    In my view, although neuroscience will be able to give us valuable insights on general consumer behaviour, it will not be able to predict it with 100 percent accuracy. If it does, then it will bring about a big change in marketing and sales.

     
     
     
    • Graham Douglas
    • Founder, Integrative Federation

    Prompted by the prevailing air of sanity this article has produced, may I elaborate on my earlier remarks, please?

    How we reason is not how we are trained to reason!

    Broadly, we tend to be trained in critical thinking. In educational institutions, at work, and even at home we train what may be called our Critical Mind. We train people to reason in a disembodied way as though our minds were symbol manipulators like computers, unconnected with the remainder of our bodies and our physical, social, and cultural environment. We train them to break problems down into parts, to put these parts into rigid categories with shared properties, and to manipulate symbols representing these categories. We train them to hypothesise using these rigid categories (thereby excluding all other possibilities) and look for a grain of the "truth" about these categories that is imagined to be "out there" in the "real" world and to justify that "truth" with propositions expressed in words or mathematical symbols joined together in accordance with the rules of logic. We train them to reason in a straight line towards a conclusion. We train them as though the way we justify our thoughts - in logical statements - is the way we reason. We dehumanise reasoning.

    In the light of the many advances in mind science it now makes sense to train our minds to reason integratively as well as critically. This can now be done. If one thinks of the "will" as the "faculty by which (a) person decides or conceives of himself as deciding upon and initiating action (mind consists of the understanding and the will)" (Concise Oxford Dictionary, 7th Edition) and relates that to basic human needs, one can develop the concept of a dynamic and multifaceted human will reflecting those needs.

    Regarding our decision-making as involving the balancing of this multifaceted will seems to me to provide a sounder basis for understanding human behaviour than the simplistic "fear and greed" or extrapolation from minute studies in one science or another that is de rigueur at present.

     
     
     
    • Deepak Alse
    • Project Leader, Wipro Technologies

    In the ever-increasing tribe of interdisciplinary research, neuro economics is the infant! While we shall celebrate its arrival, neither should we burden it with expectations nor label it "fractious." The sample size and variety of population in such studies will largely determine the quality of the outcome!

    Till the time that neuro economics can unravel the rationale behind the irrational, practitioners and quacks will both find their space on the pages of discovery!

     
     
     
    • Gaurav Goel
    • PGPX II, IIM Ahmedabad

    I would assume that the decision-making process of any human brain is very complex and that it depends on infinite parameters.
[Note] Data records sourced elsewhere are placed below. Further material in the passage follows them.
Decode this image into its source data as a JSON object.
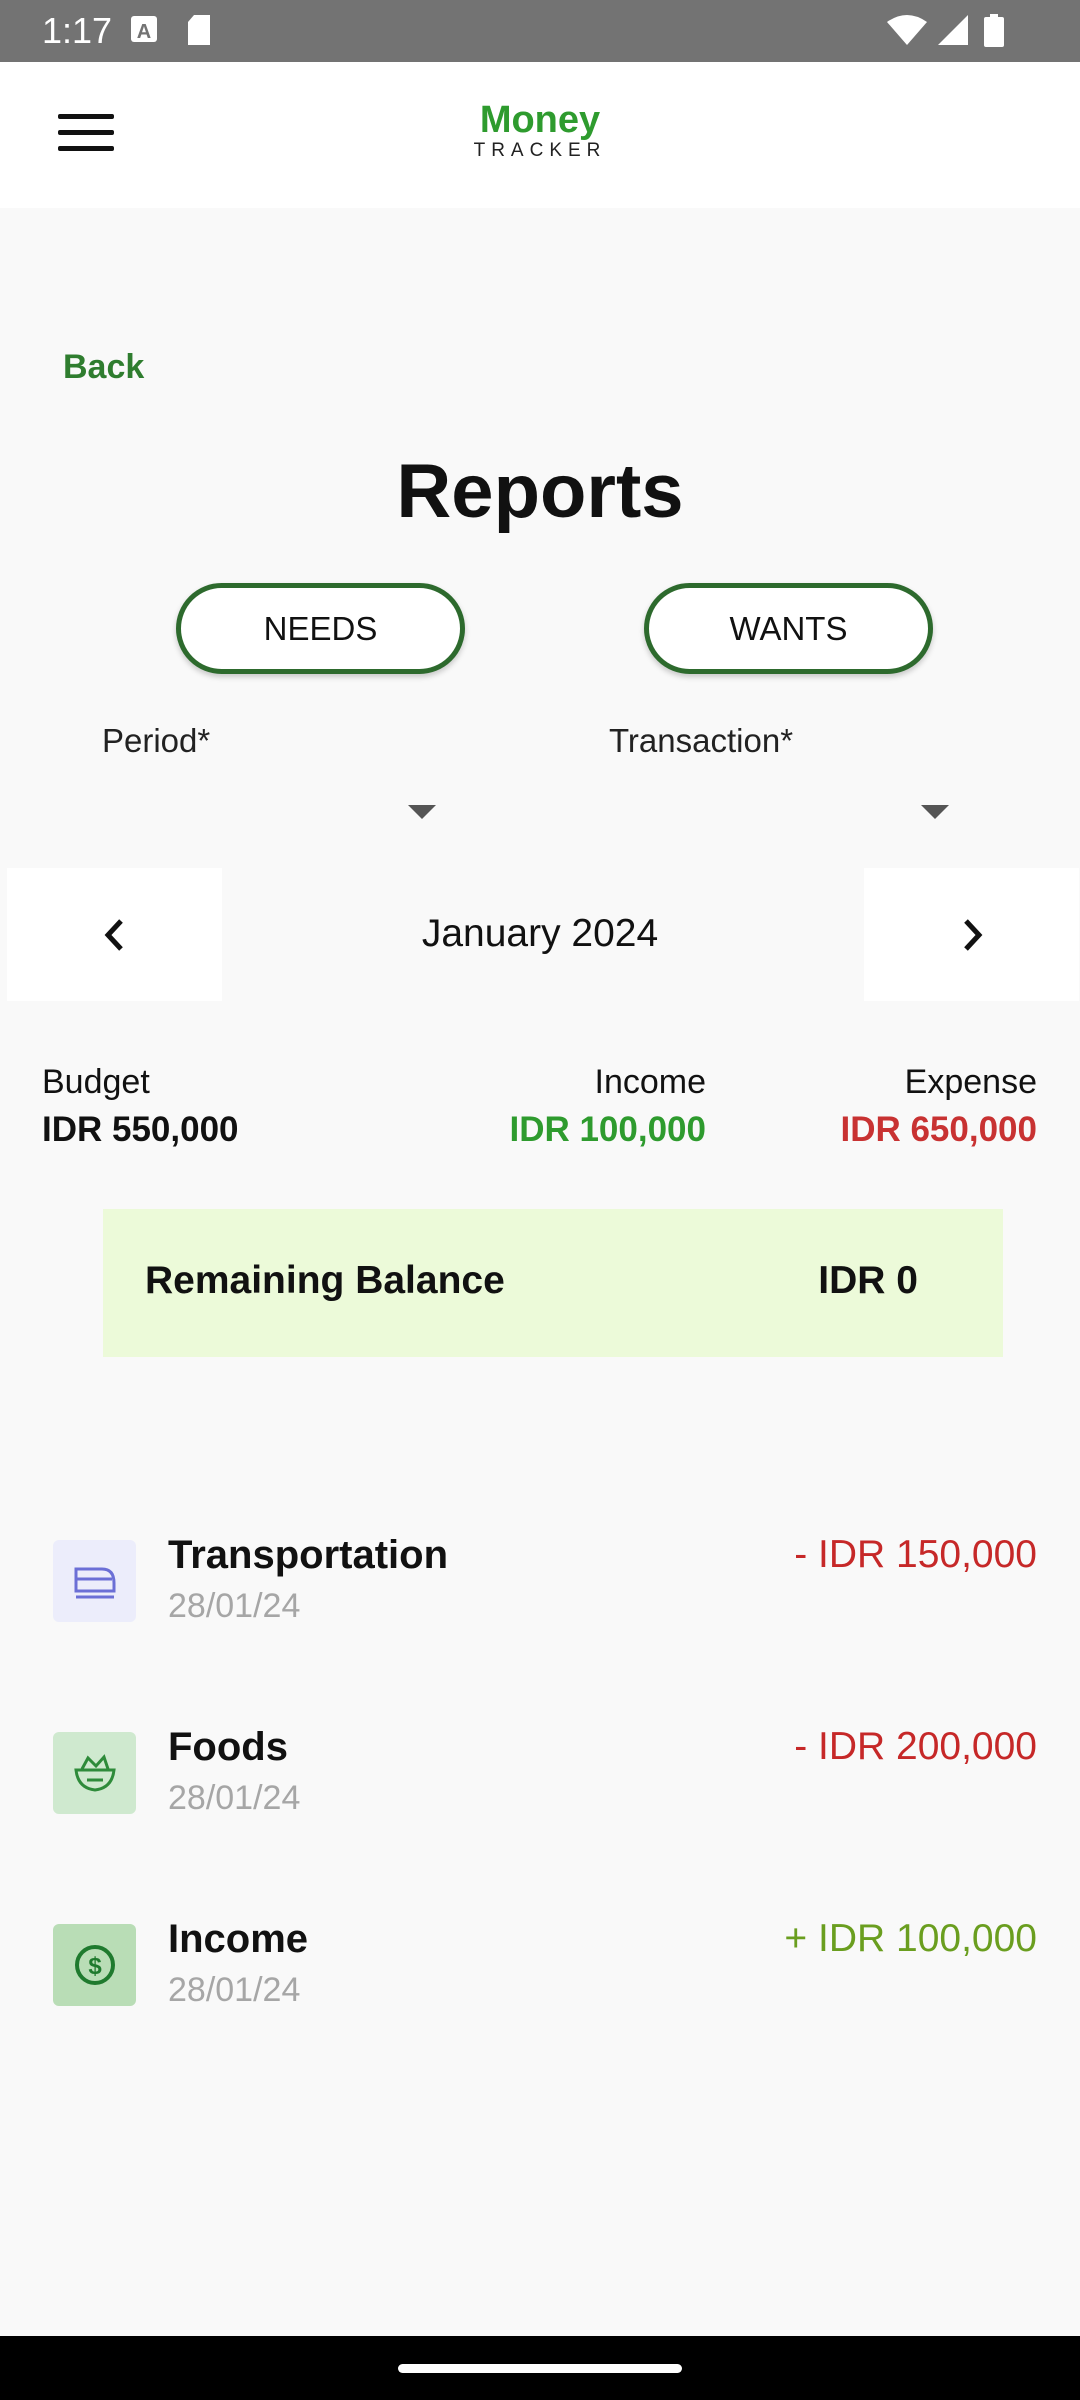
{
  "status_bar": {
    "time": "1:17"
  },
  "app_bar": {
    "logo_line1": "Money",
    "logo_line2": "TRACKER"
  },
  "back_label": "Back",
  "title": "Reports",
  "tabs": [
    {
      "label": "NEEDS"
    },
    {
      "label": "WANTS"
    }
  ],
  "filters": {
    "period_label": "Period*",
    "transaction_label": "Transaction*"
  },
  "month_nav": {
    "label": "January 2024"
  },
  "summary": {
    "budget": {
      "title": "Budget",
      "value": "IDR 550,000"
    },
    "income": {
      "title": "Income",
      "value": "IDR 100,000",
      "color": "#2e9b2e"
    },
    "expense": {
      "title": "Expense",
      "value": "IDR 650,000",
      "color": "#c83232"
    }
  },
  "balance": {
    "label": "Remaining Balance",
    "value": "IDR 0",
    "bg": "#ecfad9"
  },
  "transactions": [
    {
      "title": "Transportation",
      "date": "28/01/24",
      "amount": "- IDR 150,000",
      "icon": "train-icon",
      "amount_color": "#c62828",
      "icon_bg": "#ecedfb"
    },
    {
      "title": "Foods",
      "date": "28/01/24",
      "amount": "- IDR 200,000",
      "icon": "food-bowl-icon",
      "amount_color": "#c62828",
      "icon_bg": "#cfe9cf"
    },
    {
      "title": "Income",
      "date": "28/01/24",
      "amount": "+ IDR 100,000",
      "icon": "dollar-icon",
      "amount_color": "#6a9e1f",
      "icon_bg": "#b9ddb6"
    }
  ]
}
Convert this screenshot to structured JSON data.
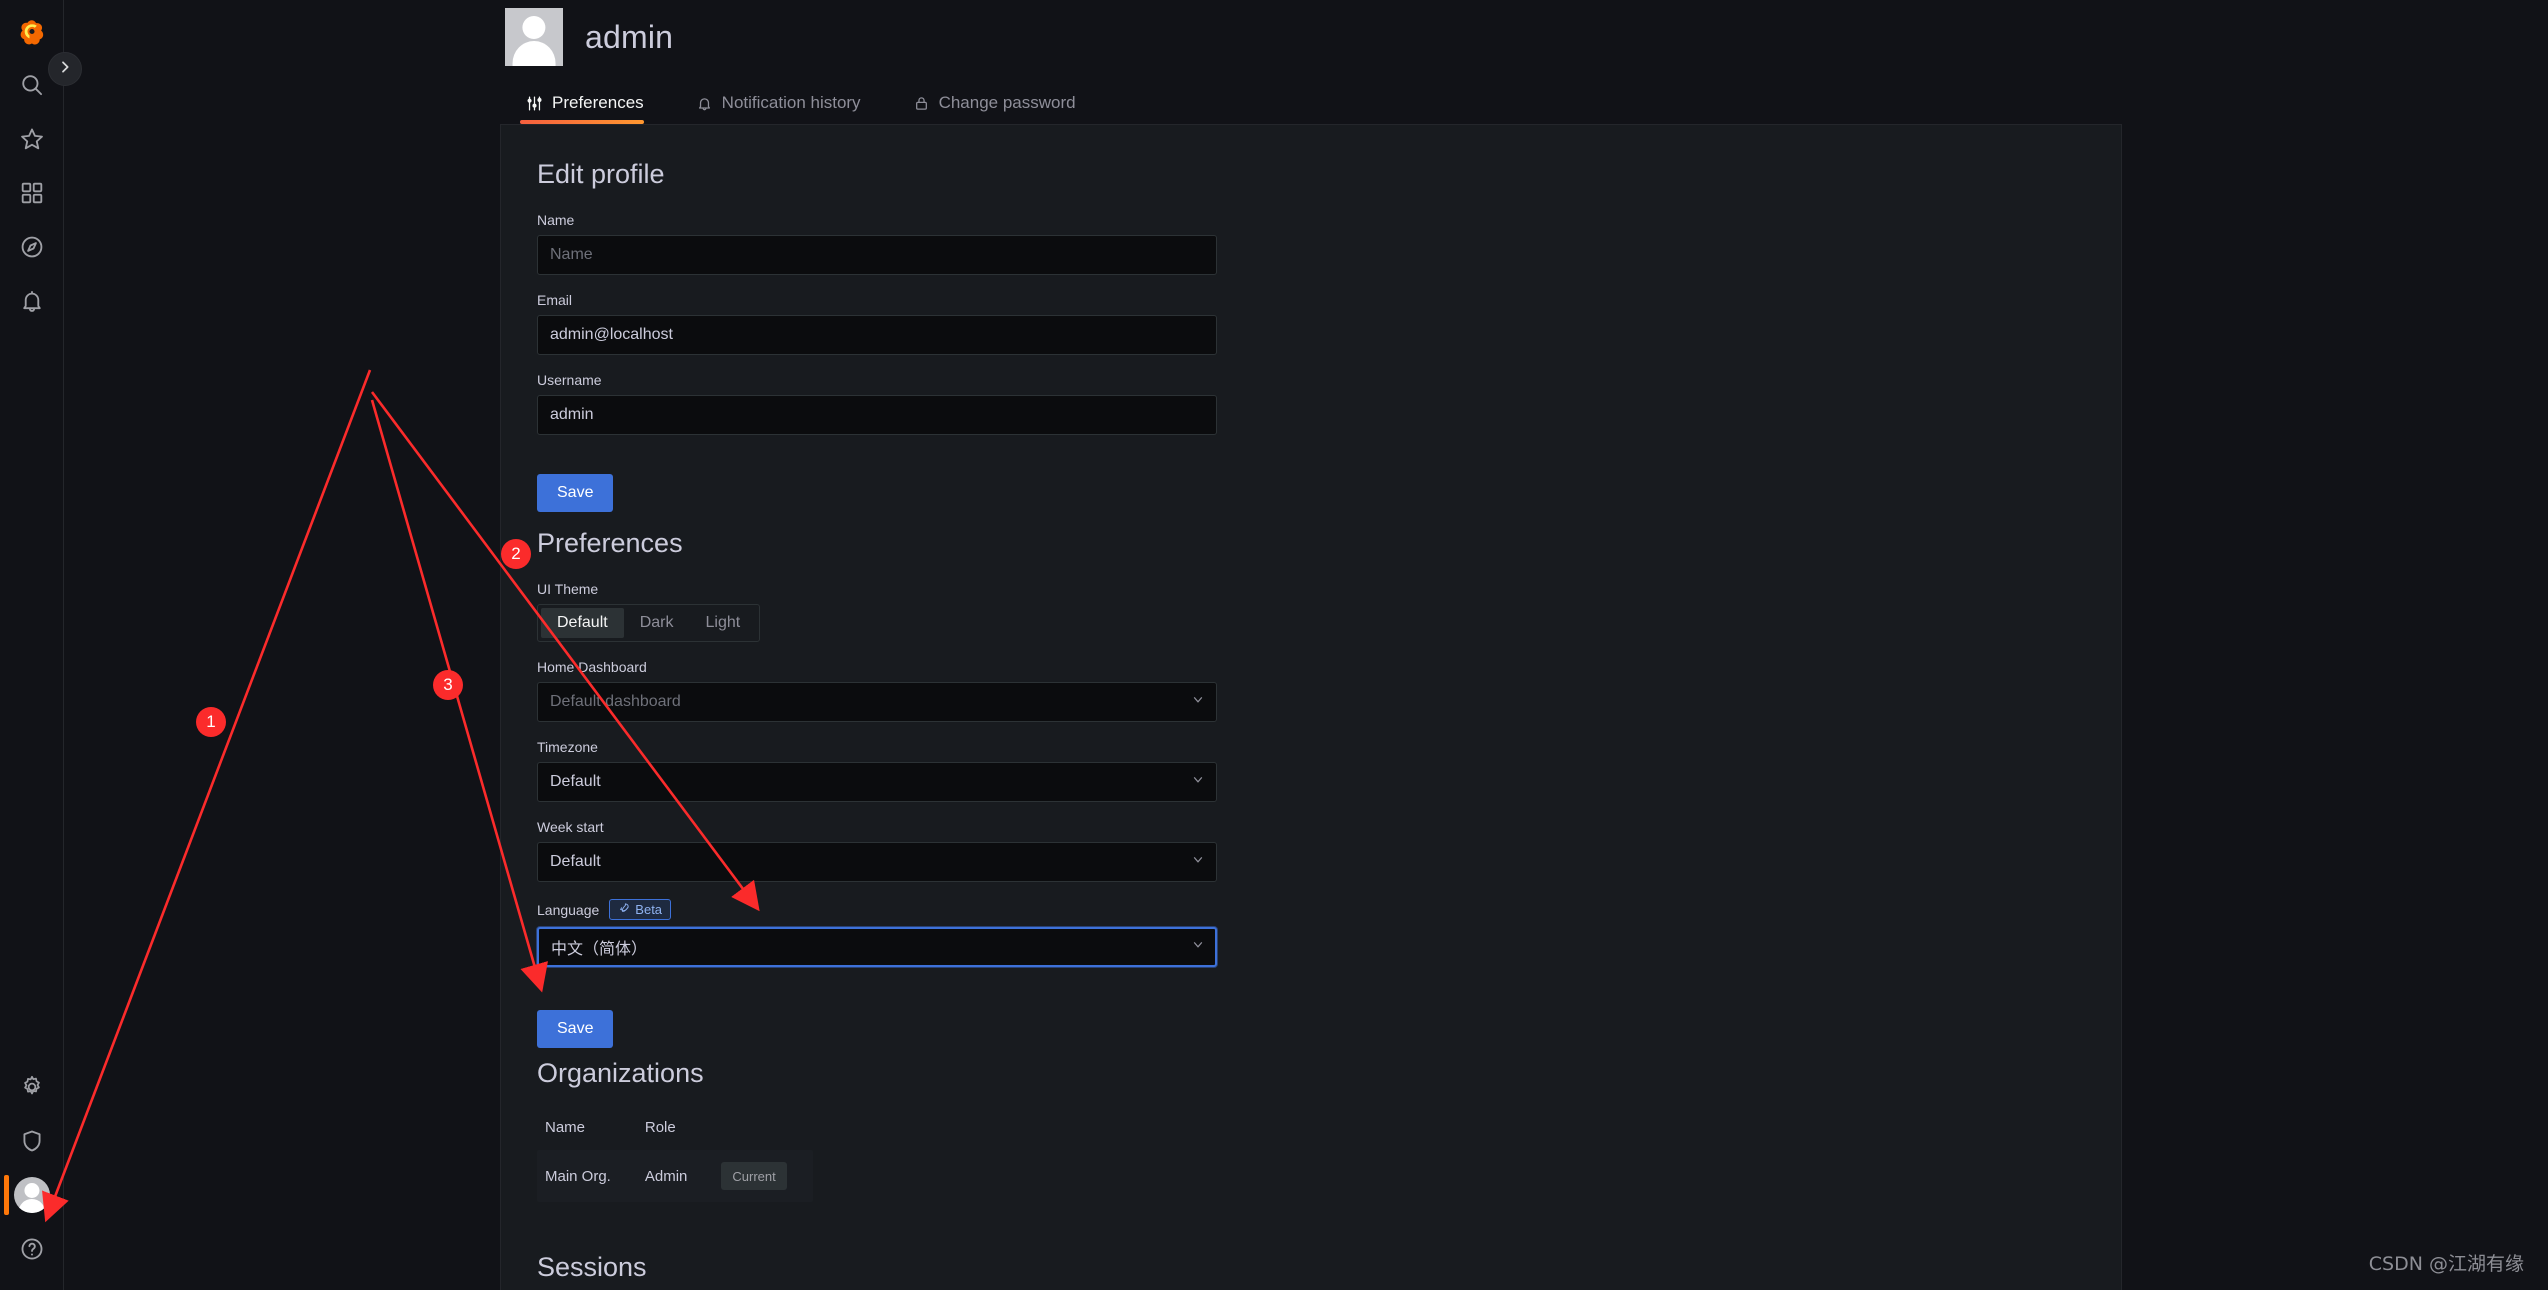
{
  "sidebar": {
    "logo_label": "Grafana",
    "expand_label": "Expand menu",
    "items": [
      {
        "name": "search",
        "label": "Search"
      },
      {
        "name": "starred",
        "label": "Starred"
      },
      {
        "name": "dashboards",
        "label": "Dashboards"
      },
      {
        "name": "explore",
        "label": "Explore"
      },
      {
        "name": "alerting",
        "label": "Alerting"
      }
    ],
    "bottom_items": [
      {
        "name": "configuration",
        "label": "Configuration"
      },
      {
        "name": "server-admin",
        "label": "Server Admin"
      },
      {
        "name": "profile",
        "label": "admin",
        "active": true
      },
      {
        "name": "help",
        "label": "Help"
      }
    ]
  },
  "header": {
    "title": "admin"
  },
  "tabs": [
    {
      "label": "Preferences",
      "icon": "sliders-icon",
      "active": true
    },
    {
      "label": "Notification history",
      "icon": "bell-icon",
      "active": false
    },
    {
      "label": "Change password",
      "icon": "lock-icon",
      "active": false
    }
  ],
  "edit_profile": {
    "title": "Edit profile",
    "name_label": "Name",
    "name_value": "",
    "name_placeholder": "Name",
    "email_label": "Email",
    "email_value": "admin@localhost",
    "username_label": "Username",
    "username_value": "admin",
    "save_label": "Save"
  },
  "preferences": {
    "title": "Preferences",
    "ui_theme_label": "UI Theme",
    "ui_theme_options": [
      "Default",
      "Dark",
      "Light"
    ],
    "ui_theme_selected": "Default",
    "home_dashboard_label": "Home Dashboard",
    "home_dashboard_value": "Default dashboard",
    "timezone_label": "Timezone",
    "timezone_value": "Default",
    "week_start_label": "Week start",
    "week_start_value": "Default",
    "language_label": "Language",
    "language_badge": "Beta",
    "language_value": "中文（简体）",
    "save_label": "Save"
  },
  "organizations": {
    "title": "Organizations",
    "columns": [
      "Name",
      "Role"
    ],
    "rows": [
      {
        "name": "Main Org.",
        "role": "Admin",
        "action": "Current"
      }
    ]
  },
  "sessions": {
    "title": "Sessions"
  },
  "annotations": {
    "markers": [
      "1",
      "2",
      "3"
    ],
    "arrow_color": "#fb2b2b"
  },
  "watermark": "CSDN @江湖有缘",
  "colors": {
    "accent": "#ff780a",
    "primary_button": "#3d71d9",
    "focus_ring": "#3d71d9",
    "page_bg": "#111217",
    "panel_bg": "#181b1f",
    "input_bg": "#0b0c0e",
    "text": "#ccccdc",
    "text_muted": "#8e8e99"
  }
}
Many such parameters are unique to each individual (for example, past experiences).

    Most of the early studies in neuro economics will try to find patterns that can be generalized to a wide range of situations. But eventually we may realize that there are too many parameters in this equation to predict a reliable result.

    I think that it'll be interesting to see innovative applications of neuro economics in the coming decades but I don't foresee a great variation in consumer patterns as a result of such applications.